(492c) A Framework for Multiscale Consequential Life Cycle Assessment | AIChE

(492c) A Framework for Multiscale Consequential Life Cycle Assessment


Ghosh, T. - Presenter, The Ohio State University
Bakshi, B., Ohio State University

A significant drawback of normal Life cycle assessment(LCA) methods is its results sometimes becoming irrelevant on real world application due to unintended effects. Conventional Attributional LCA (ALCA) directly compares a functional unit of new technology with a base technology and determines which one is environmentally superior. It doesn’t consider the introduction of this technology into society, its acceptance and the ripple effects that might occur due to such a technology in the real world. Such a problem can be thought of as being analogous to a chemical engineering design problem in a laboratory (attributional LCA) versus a full-sized industry (real world impacts).

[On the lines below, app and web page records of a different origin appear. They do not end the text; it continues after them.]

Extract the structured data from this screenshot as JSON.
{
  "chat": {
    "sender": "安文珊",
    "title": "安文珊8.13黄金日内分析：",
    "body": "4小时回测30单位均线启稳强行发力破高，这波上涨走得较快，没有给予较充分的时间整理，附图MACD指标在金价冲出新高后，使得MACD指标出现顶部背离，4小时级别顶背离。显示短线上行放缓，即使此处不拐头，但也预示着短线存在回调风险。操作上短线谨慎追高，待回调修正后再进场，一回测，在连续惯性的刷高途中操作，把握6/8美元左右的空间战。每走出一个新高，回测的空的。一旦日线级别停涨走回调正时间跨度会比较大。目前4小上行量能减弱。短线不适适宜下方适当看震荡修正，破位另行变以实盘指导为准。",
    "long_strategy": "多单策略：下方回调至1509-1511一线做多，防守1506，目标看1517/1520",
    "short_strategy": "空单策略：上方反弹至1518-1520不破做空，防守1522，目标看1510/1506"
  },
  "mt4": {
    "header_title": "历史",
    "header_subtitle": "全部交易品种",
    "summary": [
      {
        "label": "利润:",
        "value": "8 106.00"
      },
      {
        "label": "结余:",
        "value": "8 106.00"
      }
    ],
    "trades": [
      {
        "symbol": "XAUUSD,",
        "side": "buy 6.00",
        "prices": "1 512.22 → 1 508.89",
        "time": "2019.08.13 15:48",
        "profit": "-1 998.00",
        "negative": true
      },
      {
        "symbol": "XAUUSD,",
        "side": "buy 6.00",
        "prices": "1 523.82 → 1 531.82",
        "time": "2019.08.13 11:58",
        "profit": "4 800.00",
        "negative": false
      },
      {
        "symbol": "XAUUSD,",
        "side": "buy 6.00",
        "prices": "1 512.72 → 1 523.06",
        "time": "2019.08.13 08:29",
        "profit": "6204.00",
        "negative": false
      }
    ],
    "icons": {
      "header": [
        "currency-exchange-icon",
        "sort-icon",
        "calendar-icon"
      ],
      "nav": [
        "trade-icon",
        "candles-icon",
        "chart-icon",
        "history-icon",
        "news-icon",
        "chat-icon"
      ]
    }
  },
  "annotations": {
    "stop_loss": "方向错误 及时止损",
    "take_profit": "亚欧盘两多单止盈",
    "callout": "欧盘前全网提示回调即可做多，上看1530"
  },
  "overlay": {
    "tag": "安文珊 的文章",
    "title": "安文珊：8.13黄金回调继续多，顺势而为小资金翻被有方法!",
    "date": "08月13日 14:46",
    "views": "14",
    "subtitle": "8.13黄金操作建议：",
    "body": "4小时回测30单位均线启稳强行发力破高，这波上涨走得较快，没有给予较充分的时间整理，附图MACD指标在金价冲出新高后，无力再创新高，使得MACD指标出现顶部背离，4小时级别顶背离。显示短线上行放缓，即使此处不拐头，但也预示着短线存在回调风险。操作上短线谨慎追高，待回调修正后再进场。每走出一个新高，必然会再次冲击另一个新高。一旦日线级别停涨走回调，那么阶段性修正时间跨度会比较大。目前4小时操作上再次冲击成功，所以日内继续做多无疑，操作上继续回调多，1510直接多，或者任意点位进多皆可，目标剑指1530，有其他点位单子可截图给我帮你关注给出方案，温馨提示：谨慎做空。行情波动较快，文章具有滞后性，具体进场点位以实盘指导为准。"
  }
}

Consequential LCA (2) is one method which is currently used to capture these ripple effects in the society. It considers interaction between markets, looks at knock on effects, and changes in production levels. Due to its relative recent development, this method is not yet well established and different methods are practiced for performing a consequential LCA (CLCA). Broadly, the two methods are Hierarchy based (3) and Equilibrium modeling based (4).


It is observed from CLCA literature that hierarchy based methods are prone to system boundary selection problem due to the subjective nature of selecting marginal technologies. Equilibrium based modeling CLCA literature shows that even though the system expansion is easily obtained through economic model use, significant details are lost due to high data aggregation of such models, rendering them useless for application to specific processes. In this presentation, we propose a novel multiscale solution to this problem by developing a CLCA based optimization framework that combines both these methods. The equilibrium models in this framework will help in system expansion which reduces errors in system boundary selection while the hierarchy based approach can be focused on processes where greater resolution and details are required. Along with that, the presence of third finer engineering scale enables designing of processes while performing CLCA, which is a novel approach in the Sustainable Process Design field that has typically used ALCA for determining environmental impacts.


The objective of this research work is to create a consequential LCA based optimization framework that utilizes both the CLCA pathways mentioned in the Background. The advantage of integrating these pathways is that this new framework will be able to derive the advantages of each pathway while addressing each other’s inadequacies. It is an extension of the P2P framework for process design to consider consequences of the optimization decisions. P2P framework with its multiscale nature serves as a suitable platform for building this CLCA framework. The engineering scale is the scale for determination of industry level design variables for performing process design. The value chain or upstream network scale is suited to model the hierarchy based CLCA based method using a choice of technology approach. The economy scale which previously used a simple economic Input-Output IO model is replaced with an economic general equilibrium model that can explore interaction between markets, price changes, marginal and non-marginal effects.


A significant challenge for this work is the integration of equilibrium models with the other scales due to its own optimization structure that is separate from the rest of the framework. Obtaining consequential life cycle inventory data and equilibrium models is significantly difficult as well. The framework will be applied to case studies such as but not limited to carbon fiber use in vehicle manufacturing, process intensification for improving the production efficiency of manufacturing processes, decentralization of manufacturing processes to promote better availability of products and services in rural areas and other interesting problems. We also intend to compare with normal ALCA and check differences in results.


  1. Hanes, Rebecca J., and Bhavik R. Bakshi. "Sustainable process design by the process to planet framework." AIChE Journal 61.10 (2015): 3320-3331.
  2. Zamagni, Alessandra, et al. "Lights and shadows in consequential LCA." The International Journal of Life Cycle Assessment7 (2012): 904-918.
  3. Ekvall, Tomas, and Bo P. Weidema. "System boundaries and input data in consequential life cycle inventory analysis." The International Journal of Life Cycle Assessment3 (2004): 161-171.
  4. Earles, J. Mason, et al. "Integrated economic equilibrium and life cycle assessment modeling for policy‐based consequential LCA." Journal of Industrial Ecology3 (2013): 375-384.